[3] See The Corporate Transparency Act: FinCEN to Collect Beneficial Ownership Information, JDSupra (June 24, 2021),

[4] 31 U.S.C.A § 5336(a)(11)(A)(i)-(ii) (West, Westlaw current through PL 117-39), Pub. L. 116-283. div. F, Tit. LXIV, § 6403(a), Tit. LXV, § 6509(b), Jan. 1, 2021, 134 Stat. 4605, 4633.

[5] Id.

[6] See id. § 5336(a)(3)(A)(i)-(ii) (italics added); see also § 5336(a)(3)(B)(i)-(v) (excluding from the definition: (i) minors; (ii) nominees, intermediaries, custodians, or agents; (iii) employees; (iv) heirs; and (v) creditors).

[7] See id. § 5336(a)(2)(A)-(B). An “applicant” is any individual who files an application to form a corporation, limited liability company, or other similar entity under the laws of any State or Indian Tribe. Id. The definition also includes individuals registering or filing application to register a corporation, limited liability company, or similar entity formed under the laws of a foreign country to do business in the U.S. Id.

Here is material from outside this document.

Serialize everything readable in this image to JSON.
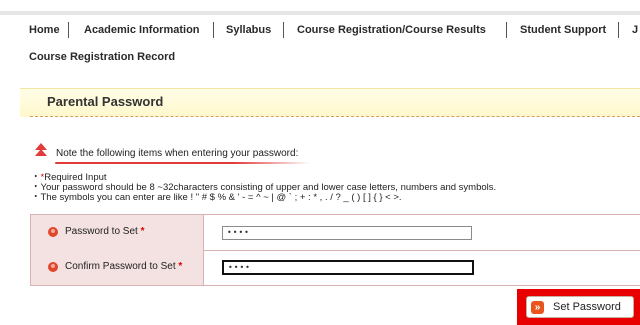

[8] See 31 U.S.C. 5336(a)(11)(B), added by CTA Section 6403(a), as cited in FINCEN BEGINS REGULATORY PROCESS TO IMPLEMENT ‘BENEFICIAL OWNERSHIP’ REPORTING REQUIREMENT, Fed. Bank. L. Rep. P 157-524 (C.C.H.), 2021 WL 1431257, n.32 (Apr. 5, 2021).

[9] See 31 U.S.C.A § 5336(a)(11)(B) (Westlaw).

[10] Id. § 5336(b)(2)(B).

[11] Within a year of the CTA’s enactment, FinCEN must finalize and promulgate a rule specifying the procedures, methods, and standards governing beneficial ownership reporting.

Beneficial Ownership Information Reporting Requirements, 86 Fed. Reg. 17,557, *17,561 (proposed Apr. 5, 2021) (to be codified at 31 C.F.R. pt. 1010),

[12] 31 U.S.C.A. § 5336(b)(2)(A)(i)-(II) (Westlaw).

[13] Compare § 5336(b) (“[T]he regulations shall be promulgated not later than 1 year after the date of enactment of this section.”), with Beneficial Ownership Information Reporting Requirements, 86 Fed. Reg., supra note 11, at 17,561 (“The CTA requires the Secretary to promulgate regulations prescribing procedures and standards governing beneficial ownership reporting and the FinCEN identifier by January 1, 2022.”).

[14] 31 U.S.C.A. § 5336(b)(1)(C) (Westlaw).

[15] See id. § 5336(b)(1)(D).

[16] See id. § 5336(c)(1).

[17] See id. § 5336(c)(2)(B)(ii).

[18] See id. § 5336(c)(2)(B)(i)(II).

[19] See id. § 5336(b), (h). These penalties and fines will be assessed for failing to update a change in beneficial ownership or for willfully providing, or attempting to provide, false or fraudulent beneficial ownership information to FinCEN. Id.



Share This Article linkedin